- Add an inch to the length of your arm from the base of your neck to your wrist.
- Some shirts additionally list a waist size; knowing your waist size in inches is also a good idea.
When in doubt, try it on! This suggestion may seem obvious to you. The cuts differ from one brand to the next. If you prefer a certain brand, you should try on a few of their shirts to see which cut and style best suits you.
Finally, stay away from the most prevalent dress shirt blunders. You don’t want your shirt to be so tight that it seems like a second skin on your chest, with buttons gaping open. In today’s fashion circles, a baggy waist is likewise considered a no-no. Find a style that works for you, no matter what your body type is.
Although the criteria for what constitutes a perfectly fitted pair of trousers differ by style, everyone agrees on a few elements.
First and foremost, the waistline should never sag. Second, there should be no sagging or stretching of the seat over your seat. Third, as you stand, the trouser break (the place where the pant leg meets your shoe) should reach your shoe, but different styles prefer little differences in this length.
Again, trying on a pair of pants to see how a certain style appears on you is never a bad idea!
Too short (or too long) hems and a too-tight seat that pulls against the seams and wrinkles uncomfortably where it meets the thighs are common dress pant mistakes.
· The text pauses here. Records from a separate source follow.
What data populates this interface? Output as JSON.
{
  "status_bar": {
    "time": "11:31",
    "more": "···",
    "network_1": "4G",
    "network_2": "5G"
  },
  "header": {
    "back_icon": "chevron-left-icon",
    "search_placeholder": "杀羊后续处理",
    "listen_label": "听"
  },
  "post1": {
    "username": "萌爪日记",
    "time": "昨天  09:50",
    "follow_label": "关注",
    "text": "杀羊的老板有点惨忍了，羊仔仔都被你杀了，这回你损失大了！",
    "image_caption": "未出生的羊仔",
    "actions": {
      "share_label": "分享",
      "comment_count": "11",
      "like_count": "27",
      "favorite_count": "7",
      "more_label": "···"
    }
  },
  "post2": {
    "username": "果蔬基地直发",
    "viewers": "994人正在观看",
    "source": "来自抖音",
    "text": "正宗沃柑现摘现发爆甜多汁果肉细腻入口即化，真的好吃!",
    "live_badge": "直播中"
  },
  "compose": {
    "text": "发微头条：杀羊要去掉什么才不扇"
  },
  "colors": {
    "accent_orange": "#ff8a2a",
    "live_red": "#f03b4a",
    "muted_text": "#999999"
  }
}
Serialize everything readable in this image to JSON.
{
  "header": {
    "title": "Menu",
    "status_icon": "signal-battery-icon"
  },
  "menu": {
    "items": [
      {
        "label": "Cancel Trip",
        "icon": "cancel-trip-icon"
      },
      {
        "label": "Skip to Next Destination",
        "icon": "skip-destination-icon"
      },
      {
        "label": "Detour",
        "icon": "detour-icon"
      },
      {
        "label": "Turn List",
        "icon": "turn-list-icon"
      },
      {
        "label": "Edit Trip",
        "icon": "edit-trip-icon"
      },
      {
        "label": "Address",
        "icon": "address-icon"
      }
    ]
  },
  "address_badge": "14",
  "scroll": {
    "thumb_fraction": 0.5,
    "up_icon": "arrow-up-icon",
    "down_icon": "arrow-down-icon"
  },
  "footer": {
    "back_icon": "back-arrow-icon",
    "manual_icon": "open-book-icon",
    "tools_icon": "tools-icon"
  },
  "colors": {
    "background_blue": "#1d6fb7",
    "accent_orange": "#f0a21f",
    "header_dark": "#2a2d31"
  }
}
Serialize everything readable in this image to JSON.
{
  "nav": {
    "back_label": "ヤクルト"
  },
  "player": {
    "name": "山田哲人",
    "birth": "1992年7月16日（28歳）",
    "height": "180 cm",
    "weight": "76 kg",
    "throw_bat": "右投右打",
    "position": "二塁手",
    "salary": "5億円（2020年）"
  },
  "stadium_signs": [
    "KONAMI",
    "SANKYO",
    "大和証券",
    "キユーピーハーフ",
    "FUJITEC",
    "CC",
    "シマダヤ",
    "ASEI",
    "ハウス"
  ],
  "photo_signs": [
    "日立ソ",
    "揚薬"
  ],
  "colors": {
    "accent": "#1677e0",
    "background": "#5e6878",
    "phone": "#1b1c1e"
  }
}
A well-fitted suit jacket requires a lot of work. These brief hints can at the very least get you started on your search for the ideal jacket!
When your arms drop loose at your sides, most jacket styles are designed to hang to the mid-seat or around the middle of your hand. The length of your jacket will vary depending on the cut and design, but it should not be so short that it barely reaches your waist!
The shoulders of your jacket should lay flat across your shoulders, with no additional fabric bunching up or the shoulder seam pulling up over your collar bones.
The collar of your jacket should not gape or protrude at the back of your neck, regardless of the style. The collar of your jacket should be flat against the collar of your shirt.
You should not wear a jacket that does not have buttons. This piece of tough love advice may be painful, but you should choose a jacket that flatters you rather than one that creases or strains when buttoned.
Finally, the jacket sleeves should hit somewhere between the top and bottom of your shirt cuff, just below the top of your wrist.
When purchasing a suit jacket or blazer, make sure it fits nicely across your shoulders. Changing the waist and sleeves of a jacket is simple, but changing the shoulders is more complicated. Though it may seem obvious, a tailor may lengthen a sleeve that is too long, but not a sleeve that is too short!
Where to Buy Dress Shirts
The majority of big-name men’s dress-wear brands provide a wide choice of shapes and designs. Express, Brooks Brothers, Calvin Klein, and Van Heusen all provide a wide range of shirts to choose from. Brands like Charles Tyrwhitt, Todd Shelton, and American Trench sell American-made clothing if you prefer to support products created closer to home.
To give you a sense of what’s available, here are a handful of example shirts:
Men’s Slim-Fit Dress Shirt
This traditional button-down shirt has a narrow fit and is made of 100% cotton. The sleeves taper inward for a more fashionable look. Overall, this shirt will give you a sleek, contemporary look.
This shirt is machine washable and ironable, making it a breeze to keep clean!
Slim Fit Herringbone Dress Shirt
This Clavin Klein alternative checks all the boxes for a beautiful, slim-fit style if you’re looking for a more cheap fitting shirt. To keep you cool during the day, the shirt has a tapered waist, thin sleeves, and a special moisture-wicking fabric.
This shirt is available in a variety of colors, with sleeve and neck size options to help you find the perfect fit.
Do you consider yourself a fitting clothing specialist at this point? Hopefully, you learned some useful tidbits that helped you understand the distinctions between each style and pointed you in the direction of the best shirt cut for your body type.
What is your preferred dress shirt cut after reading about each style? If you enjoyed this article, please leave a comment or share it!